Long gone are the times when astronauts had to wait several months for a shipment of new supplies. The International Space Station received a 3D printer in September, courtesy of Made In Space Inc. The printer was put to use in November when it manufactured its first object: a wrench.
The idea came on one occasion when astronaut Barry Wilmore sent a request for a new ratcheting socket wrench. Usually, he would have waited months until the next flight supply would have been sent to the ISS.
Instead of undergoing the same protocol, Made In Space founder Mike Chen responded to Wilmore’s needs by sending a 3-D printer to the station. On Earth, NASA scientists would later design the ratchet, and send the instructions for the printer via e-mail.

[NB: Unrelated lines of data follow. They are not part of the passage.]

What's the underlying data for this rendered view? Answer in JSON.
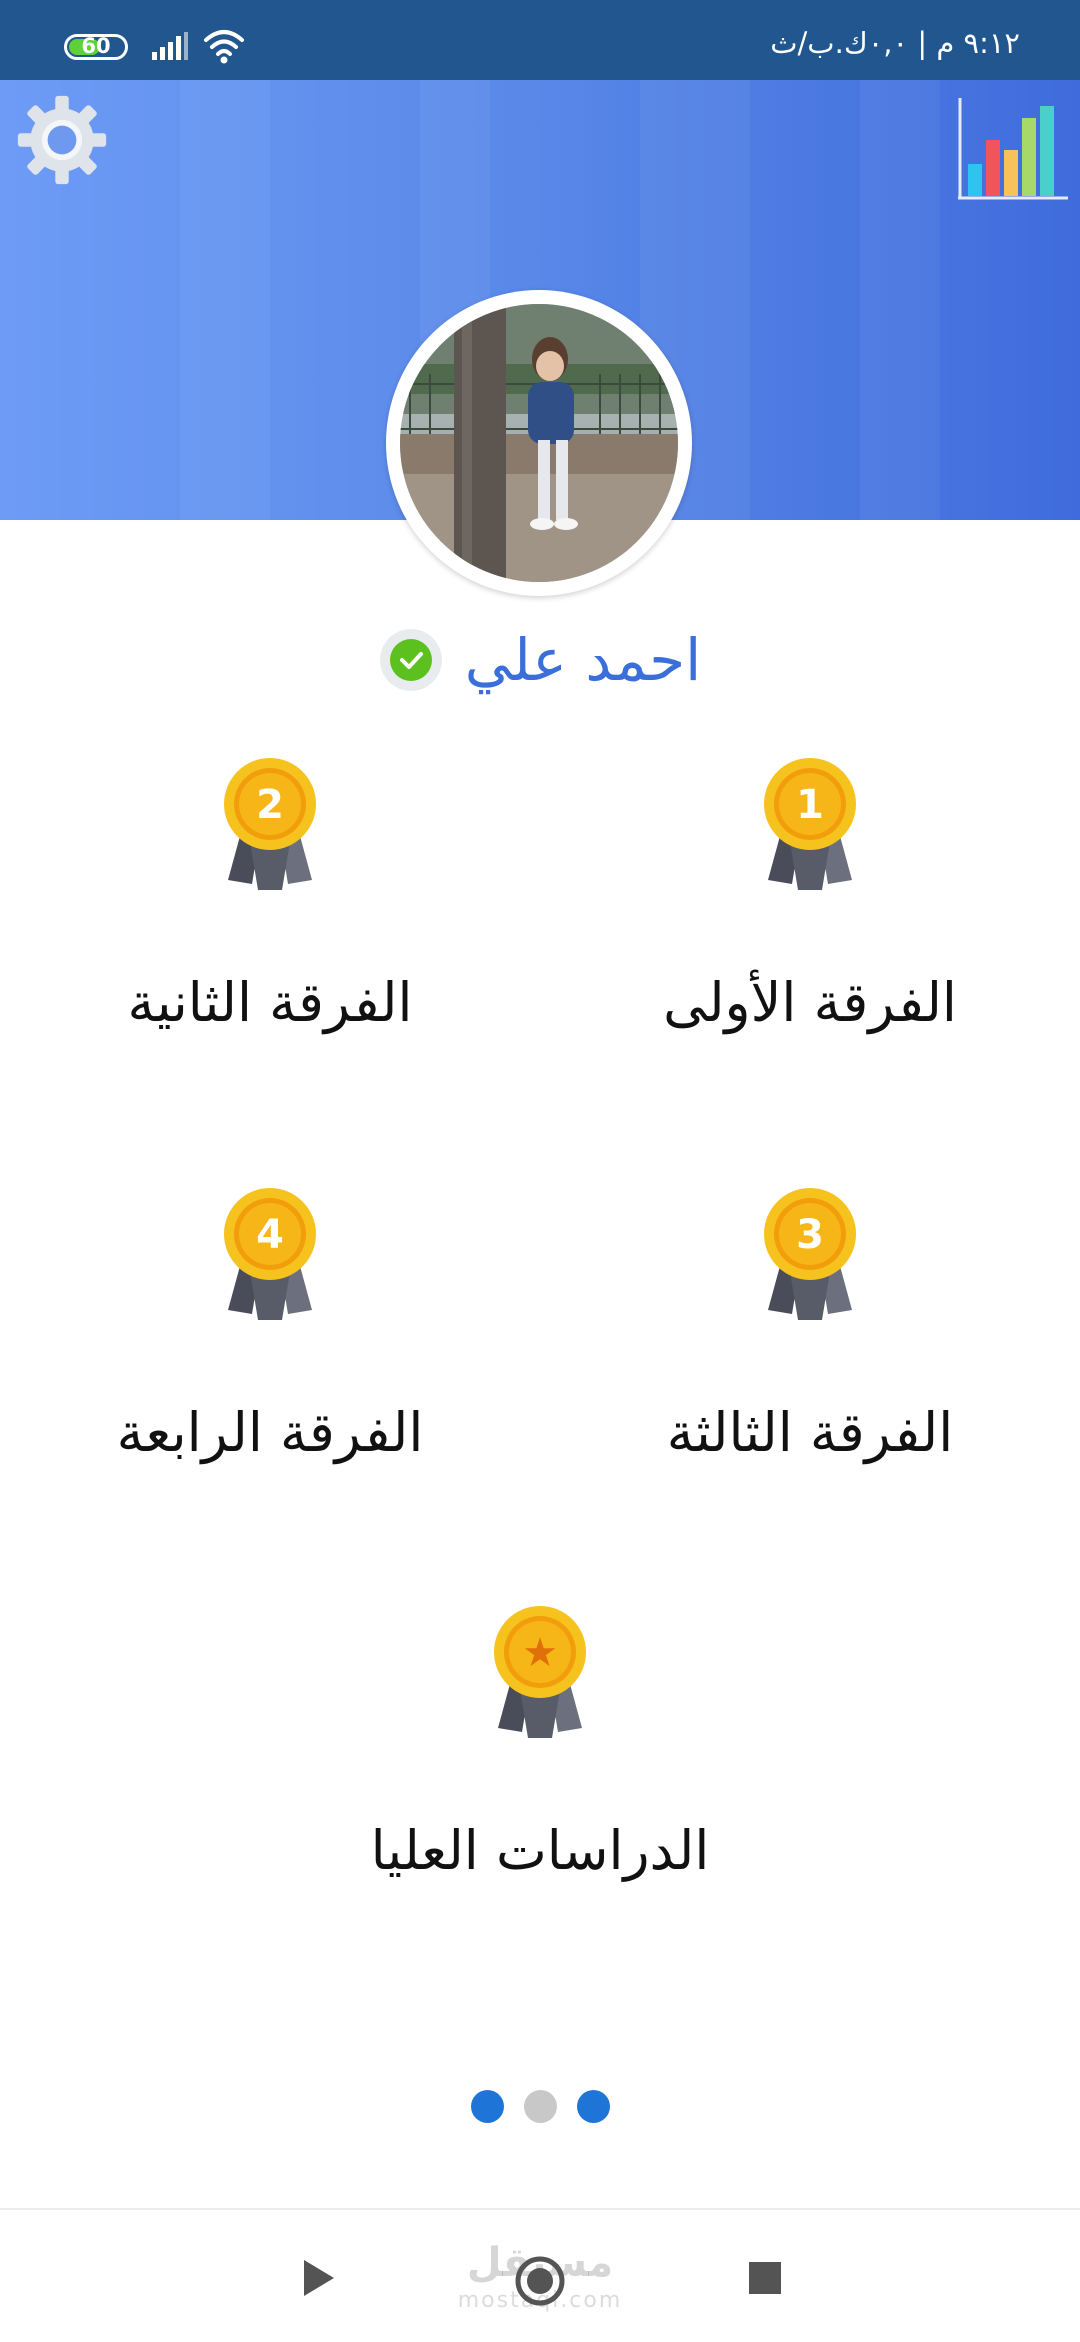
{
  "status_bar": {
    "battery_level": "60",
    "time": "٩:١٢ م | ٠,٠ك.ب/ث",
    "battery_color": "#5ed13a",
    "background": "#21568e"
  },
  "header": {
    "settings_icon": "gear-icon",
    "stats_icon": "bar-chart-icon"
  },
  "profile": {
    "name": "احمد علي",
    "verified_icon": "check-circle-icon",
    "name_color": "#3a6ed8"
  },
  "levels": [
    {
      "label": "الفرقة الأولى",
      "badge": "1",
      "icon": "medal-icon"
    },
    {
      "label": "الفرقة الثانية",
      "badge": "2",
      "icon": "medal-icon"
    },
    {
      "label": "الفرقة الثالثة",
      "badge": "3",
      "icon": "medal-icon"
    },
    {
      "label": "الفرقة الرابعة",
      "badge": "4",
      "icon": "medal-icon"
    },
    {
      "label": "الدراسات العليا",
      "badge": "★",
      "icon": "star-medal-icon"
    }
  ],
  "pager": {
    "dots": [
      "active",
      "inactive",
      "active"
    ],
    "active_color": "#1f74d8",
    "inactive_color": "#c8c8c8"
  },
  "watermark": {
    "text": "مستقل",
    "subtext": "mostaql.com"
  },
  "nav_bar": {
    "back_icon": "play-back-icon",
    "home_icon": "home-circle-icon",
    "recent_icon": "stop-square-icon"
  }
}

Back on the space station, astronauts would just follow the instructions and program the printer to manufacture the object of their desire. Mike Chen stated that “this is the first time we’ve ever “e-mailed” hardware to space.” The goal of this project is to help astronauts rely more on what they have close to them and less on their colleagues back on Earth.
This new feature comes with a great number of advantages. Sending data via e-mail is much faster than sending actual objects to space (digital data can travel with the speed of light compared to the months of waiting implied by the alternative). Thus it is much more efficient to print the objects directly at the ISS. This also means astronauts saving time and NASA spending less on transport.
3D printing in space could also save lives if we consider the infamous Apollo 13 mission when astronauts were forced to come up with a solution to constructing new Carbon Dioxide scrubbers from whatever they had immediately available. They were under time pressure as clean oxygen levels were rapidly dropping. Back on Earth, NASA engineers were struggling to come up with a method to solve the crisis.
Would things developed differently if they had a 3D printer on board? What if they were able to manufacture those custom-designed objects they needed just by following a set of instructions?
This new technique will become even more useful once space travel evolves and human race starts colonizing the Moon, Mars or even planets located at greater distances. 3D printing is a quick and cheap method of supplying space stations with the needed tools. Chen argued this by saying: “We’ll build what we need there, when we need it.”
Image Source: Wired